irs-sign-for-newslettersThis 60-day rollover period for any RMDs already taken this year has been extended to Aug. 31, 2020, in order to give taxpayers time to take advantage of this opportunity.

The CARES Act enabled any taxpayer with an RMD due in 2020 from a defined-contribution retirement plan, including a 401(k), 403(b) or an IRA, to skip those RMDs this year. This includes anyone who turned age 70 ½ in 2019, and would have had to take the first RMD by April 1, 2020. This waiver does not apply to defined-benefit plans.

In addition to the rollover opportunity, an IRA owner or beneficiary, who has already received a distribution from an IRA of an amount that would have been an RMD in 2020, can repay the distribution to the IRA by Aug. 31, 2020. The notice provides this repayment is not subject to the one rollover per 12-month period limitation and the restriction on rollovers for inherited IRAs.

Normally, this type of rollover can only occur once every 12 months and within 60 days from when the distributions occurred.
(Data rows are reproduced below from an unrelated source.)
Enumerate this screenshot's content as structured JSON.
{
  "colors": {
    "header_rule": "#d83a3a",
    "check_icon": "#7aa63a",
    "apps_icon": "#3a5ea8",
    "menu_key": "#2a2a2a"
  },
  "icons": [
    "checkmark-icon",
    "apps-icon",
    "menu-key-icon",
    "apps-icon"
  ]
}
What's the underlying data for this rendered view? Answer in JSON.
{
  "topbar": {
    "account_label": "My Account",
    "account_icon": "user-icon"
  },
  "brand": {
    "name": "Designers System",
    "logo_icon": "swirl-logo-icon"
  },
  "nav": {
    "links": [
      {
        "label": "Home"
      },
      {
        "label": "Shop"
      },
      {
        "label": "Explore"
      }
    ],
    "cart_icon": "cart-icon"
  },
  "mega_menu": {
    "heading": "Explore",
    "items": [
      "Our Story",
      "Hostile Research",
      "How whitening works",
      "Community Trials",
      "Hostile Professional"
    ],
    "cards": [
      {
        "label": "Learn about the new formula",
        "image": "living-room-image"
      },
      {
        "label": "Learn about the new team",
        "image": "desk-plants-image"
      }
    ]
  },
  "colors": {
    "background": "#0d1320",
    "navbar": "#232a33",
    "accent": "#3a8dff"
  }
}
This relief however, allows individuals to put distributions back into their retirement accounts even if it exceeds the regular 60-day cutoff.

brettAccording to Zinner & Co. Partner Brett Neate, CPA, M.Tax, The ability to roll RMDs back into a retirement account for 2020 provides three main benefits.
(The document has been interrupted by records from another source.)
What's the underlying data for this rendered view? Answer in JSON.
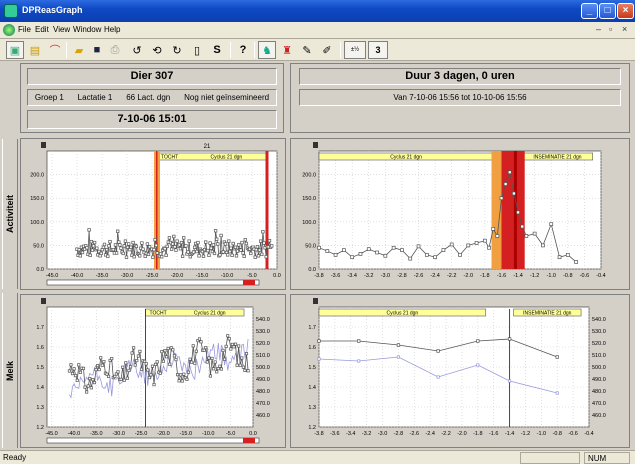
{
  "window": {
    "title": "DPReasGraph"
  },
  "menu": {
    "items": [
      "File",
      "Edit",
      "View",
      "Window",
      "Help"
    ]
  },
  "header": {
    "animal": "Dier 307",
    "info": [
      "Groep 1",
      "Lactatie 1",
      "66 Lact. dgn",
      "Nog niet geïnsemineerd"
    ],
    "datetime": "7-10-06 15:01",
    "duration": "Duur 3 dagen, 0 uren",
    "range": "Van 7-10-06 15:56 tot 10-10-06 15:56"
  },
  "rows": {
    "activity": "Activiteit",
    "milk": "Melk"
  },
  "toolbar": {
    "number_label": "3"
  },
  "status": {
    "left": "Ready",
    "num": "NUM"
  },
  "colors": {
    "series_dark": "#555555",
    "series_light": "#9999dd",
    "event_red": "#d42020",
    "event_orange": "#f0a040",
    "band_yellow": "#ffff99"
  },
  "chart_data": [
    {
      "type": "line",
      "name": "activity-long",
      "xlim": [
        -46,
        0
      ],
      "ylim": [
        0,
        250
      ],
      "xticks": [
        -45,
        -40,
        -35,
        -30,
        -25,
        -20,
        -15,
        -10,
        -5,
        0
      ],
      "xtick_labels": [
        "-45.0",
        "-40.0",
        "-35.0",
        "-30.0",
        "-25.0",
        "-20.0",
        "-15.0",
        "-10.0",
        "-5.0",
        "0.0"
      ],
      "yticks": [
        0,
        50,
        100,
        150,
        200
      ],
      "ytick_labels": [
        "0.0",
        "50.0",
        "100.0",
        "150.0",
        "200.0"
      ],
      "top_label": "21",
      "markers": [
        -24,
        -2
      ],
      "bands": [
        {
          "from": -24,
          "to": -2,
          "labels": [
            "TOCHT",
            "Cyclus 21 dgn"
          ]
        }
      ]
    },
    {
      "type": "line",
      "name": "activity-short",
      "xlim": [
        -3.8,
        -0.4
      ],
      "ylim": [
        0,
        250
      ],
      "xticks": [
        -3.8,
        -3.6,
        -3.4,
        -3.2,
        -3.0,
        -2.8,
        -2.6,
        -2.4,
        -2.2,
        -2.0,
        -1.8,
        -1.6,
        -1.4,
        -1.2,
        -1.0,
        -0.8,
        -0.6,
        -0.4
      ],
      "xtick_labels": [
        "-3.8",
        "-3.6",
        "-3.4",
        "-3.2",
        "-3.0",
        "-2.8",
        "-2.6",
        "-2.4",
        "-2.2",
        "-2.0",
        "-1.8",
        "-1.6",
        "-1.4",
        "-1.2",
        "-1.0",
        "-0.8",
        "-0.6",
        "-0.4"
      ],
      "yticks": [
        0,
        50,
        100,
        150,
        200
      ],
      "ytick_labels": [
        "0.0",
        "50.0",
        "100.0",
        "150.0",
        "200.0"
      ],
      "bands": [
        {
          "from": -3.8,
          "to": -1.7,
          "labels": [
            "Cyclus 21 dgn"
          ]
        },
        {
          "from": -1.35,
          "to": -0.5,
          "labels": [
            "INSEMINATIE 21 dgn"
          ]
        }
      ],
      "series": [
        {
          "x": [
            -3.8,
            -3.7,
            -3.6,
            -3.5,
            -3.4,
            -3.3,
            -3.2,
            -3.1,
            -3.0,
            -2.9,
            -2.8,
            -2.7,
            -2.6,
            -2.5,
            -2.4,
            -2.3,
            -2.2,
            -2.1,
            -2.0,
            -1.9,
            -1.8,
            -1.75,
            -1.7,
            -1.65,
            -1.6,
            -1.55,
            -1.5,
            -1.45,
            -1.4,
            -1.35,
            -1.3,
            -1.2,
            -1.1,
            -1.0,
            -0.9,
            -0.8,
            -0.7
          ],
          "values": [
            45,
            38,
            30,
            40,
            25,
            32,
            42,
            35,
            28,
            45,
            40,
            22,
            48,
            30,
            25,
            40,
            52,
            30,
            50,
            55,
            60,
            45,
            85,
            70,
            150,
            180,
            205,
            160,
            120,
            90,
            70,
            75,
            50,
            95,
            25,
            30,
            15
          ]
        }
      ]
    },
    {
      "type": "line",
      "name": "milk-long",
      "xlim": [
        -46,
        0
      ],
      "ylim": [
        1.2,
        1.8
      ],
      "y2lim": [
        450,
        550
      ],
      "xticks": [
        -45,
        -40,
        -35,
        -30,
        -25,
        -20,
        -15,
        -10,
        -5,
        0
      ],
      "xtick_labels": [
        "-45.0",
        "-40.0",
        "-35.0",
        "-30.0",
        "-25.0",
        "-20.0",
        "-15.0",
        "-10.0",
        "-5.0",
        "0.0"
      ],
      "yticks": [
        1.2,
        1.3,
        1.4,
        1.5,
        1.6,
        1.7
      ],
      "ytick_labels": [
        "1.2",
        "1.3",
        "1.4",
        "1.5",
        "1.6",
        "1.7"
      ],
      "y2ticks": [
        460,
        470,
        480,
        490,
        500,
        510,
        520,
        530,
        540
      ],
      "y2tick_labels": [
        "460.0",
        "470.0",
        "480.0",
        "490.0",
        "500.0",
        "510.0",
        "520.0",
        "530.0",
        "540.0"
      ],
      "markers": [
        -24
      ],
      "bands": [
        {
          "from": -24,
          "to": -2,
          "labels": [
            "TOCHT",
            "Cyclus 21 dgn"
          ]
        }
      ]
    },
    {
      "type": "line",
      "name": "milk-short",
      "xlim": [
        -3.8,
        -0.4
      ],
      "ylim": [
        1.2,
        1.8
      ],
      "y2lim": [
        450,
        550
      ],
      "xticks": [
        -3.8,
        -3.6,
        -3.4,
        -3.2,
        -3.0,
        -2.8,
        -2.6,
        -2.4,
        -2.2,
        -2.0,
        -1.8,
        -1.6,
        -1.4,
        -1.2,
        -1.0,
        -0.8,
        -0.6,
        -0.4
      ],
      "xtick_labels": [
        "-3.8",
        "-3.6",
        "-3.4",
        "-3.2",
        "-3.0",
        "-2.8",
        "-2.6",
        "-2.4",
        "-2.2",
        "-2.0",
        "-1.8",
        "-1.6",
        "-1.4",
        "-1.2",
        "-1.0",
        "-0.8",
        "-0.6",
        "-0.4"
      ],
      "yticks": [
        1.2,
        1.3,
        1.4,
        1.5,
        1.6,
        1.7
      ],
      "ytick_labels": [
        "1.2",
        "1.3",
        "1.4",
        "1.5",
        "1.6",
        "1.7"
      ],
      "y2ticks": [
        460,
        470,
        480,
        490,
        500,
        510,
        520,
        530,
        540
      ],
      "y2tick_labels": [
        "460.0",
        "470.0",
        "480.0",
        "490.0",
        "500.0",
        "510.0",
        "520.0",
        "530.0",
        "540.0"
      ],
      "markers": [
        -1.4
      ],
      "bands": [
        {
          "from": -3.8,
          "to": -1.7,
          "labels": [
            "Cyclus 21 dgn"
          ]
        },
        {
          "from": -1.35,
          "to": -0.5,
          "labels": [
            "INSEMINATIE 21 dgn"
          ]
        }
      ],
      "series": [
        {
          "x": [
            -3.8,
            -3.3,
            -2.8,
            -2.3,
            -1.8,
            -1.4,
            -0.8
          ],
          "values": [
            1.63,
            1.63,
            1.61,
            1.58,
            1.63,
            1.64,
            1.55
          ]
        },
        {
          "x": [
            -3.8,
            -3.3,
            -2.8,
            -2.3,
            -1.8,
            -1.4,
            -0.8
          ],
          "values": [
            1.54,
            1.53,
            1.55,
            1.45,
            1.51,
            1.43,
            1.37
          ]
        }
      ]
    }
  ]
}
“First, taxpayers will experience a drop in their income tax liability due to the portion of the RMD they decide to roll back into their retirement plan,” said Neate. “Second, this drop in income may actually alter the taxation of other sources of taxable income, deductions or credits, which are dependent upon a taxpayer’s Adjusted Gross Income or Taxable Income.  Many deductions and credits are phased-out once income exceeds certain thresholds. If you can stay under those thresholds, you may get more of the deductions and credits.” 

The third, a non-tax benefit, allows a taxpayer to put 100 percent of the recontributed RMD back into the market, if they so choose. If a taxpayer took the RMD and invested it in a taxable investment account, they would essentially only be able to invest the portion left after the related taxes are paid.

Neate cautioned not everyone who took out an RMD should take advantage of this opportunity, as the decision to put RMDs back into a retirement account is primarily tied to an individual’s cash flow needs. 

If a person is using their RMDs for living expenses, which cannot be met using other funds in a tax-efficient manner, then they probably should just keep the RMD and pay the resulting tax. 

However, anyone who does not need the RMD for current expenses, should strongly consider taking advantage of this relief for the 2020 tax year.

This announcement by the IRS also serves to underscore the importance of retirement planning.

“In an average year, retirement planning and tax planning can be handled in a more casual and, perhaps, infrequent manner,” said Neate. “However, at any point where a significant event has occurred, or is anticipated to occur, it is imperative plans be revisited and adjusted to meet the current circumstances. 

“It is also important to remember that with nearly every crisis, there are opportunities that arise. You and your advisors just need to be calm and rational enough to take advantage of them,” he added.

Neate urges anyone with questions regarding this announcement to call your Zinner & Co. Tax and Cash Flow Advisors.